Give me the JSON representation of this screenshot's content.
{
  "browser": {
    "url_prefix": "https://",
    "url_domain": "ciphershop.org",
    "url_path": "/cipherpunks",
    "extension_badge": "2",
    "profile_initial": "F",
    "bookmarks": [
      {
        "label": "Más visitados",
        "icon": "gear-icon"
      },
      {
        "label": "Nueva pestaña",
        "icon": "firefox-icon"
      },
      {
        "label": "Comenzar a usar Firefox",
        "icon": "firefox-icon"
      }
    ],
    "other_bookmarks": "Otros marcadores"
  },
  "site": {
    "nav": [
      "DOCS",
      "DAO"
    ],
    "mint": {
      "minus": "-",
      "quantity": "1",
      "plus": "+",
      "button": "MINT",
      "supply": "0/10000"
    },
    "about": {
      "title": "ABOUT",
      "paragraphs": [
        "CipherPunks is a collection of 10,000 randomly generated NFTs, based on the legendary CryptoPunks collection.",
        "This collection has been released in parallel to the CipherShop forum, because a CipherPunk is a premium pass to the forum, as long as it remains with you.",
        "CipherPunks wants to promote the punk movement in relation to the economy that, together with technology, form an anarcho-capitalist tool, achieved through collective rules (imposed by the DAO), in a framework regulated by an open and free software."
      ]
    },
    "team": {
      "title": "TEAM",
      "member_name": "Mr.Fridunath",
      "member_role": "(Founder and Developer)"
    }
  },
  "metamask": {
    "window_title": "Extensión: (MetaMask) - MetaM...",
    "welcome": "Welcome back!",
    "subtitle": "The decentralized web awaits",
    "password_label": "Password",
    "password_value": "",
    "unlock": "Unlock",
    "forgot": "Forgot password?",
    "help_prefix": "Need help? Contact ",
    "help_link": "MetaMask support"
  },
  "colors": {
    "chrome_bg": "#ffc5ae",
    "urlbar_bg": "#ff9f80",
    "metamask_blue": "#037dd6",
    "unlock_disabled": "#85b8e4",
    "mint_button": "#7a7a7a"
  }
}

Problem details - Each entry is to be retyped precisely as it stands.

Result of the exercise -
Give me the JSON representation of this screenshot's content.
{
  "browser": {
    "url_prefix": "https://",
    "url_domain": "ciphershop.org",
    "url_path": "/cipherpunks",
    "extension_badge": "2",
    "profile_initial": "F",
    "bookmarks": [
      {
        "label": "Más visitados",
        "icon": "gear-icon"
      },
      {
        "label": "Nueva pestaña",
        "icon": "firefox-icon"
      },
      {
        "label": "Comenzar a usar Firefox",
        "icon": "firefox-icon"
      }
    ],
    "other_bookmarks": "Otros marcadores"
  },
  "site": {
    "nav": [
      "DOCS",
      "DAO"
    ],
    "mint": {
      "minus": "-",
      "quantity": "1",
      "plus": "+",
      "button": "MINT",
      "supply": "0/10000"
    },
    "about": {
      "title": "ABOUT",
      "paragraphs": [
        "CipherPunks is a collection of 10,000 randomly generated NFTs, based on the legendary CryptoPunks collection.",
        "This collection has been released in parallel to the CipherShop forum, because a CipherPunk is a premium pass to the forum, as long as it remains with you.",
        "CipherPunks wants to promote the punk movement in relation to the economy that, together with technology, form an anarcho-capitalist tool, achieved through collective rules (imposed by the DAO), in a framework regulated by an open and free software."
      ]
    },
    "team": {
      "title": "TEAM",
      "member_name": "Mr.Fridunath",
      "member_role": "(Founder and Developer)"
    }
  },
  "metamask": {
    "window_title": "Extensión: (MetaMask) - MetaM...",
    "welcome": "Welcome back!",
    "subtitle": "The decentralized web awaits",
    "password_label": "Password",
    "password_value": "",
    "unlock": "Unlock",
    "forgot": "Forgot password?",
    "help_prefix": "Need help? Contact ",
    "help_link": "MetaMask support"
  },
  "colors": {
    "chrome_bg": "#ffc5ae",
    "urlbar_bg": "#ff9f80",
    "metamask_blue": "#037dd6",
    "unlock_disabled": "#85b8e4",
    "mint_button": "#7a7a7a"
  }
}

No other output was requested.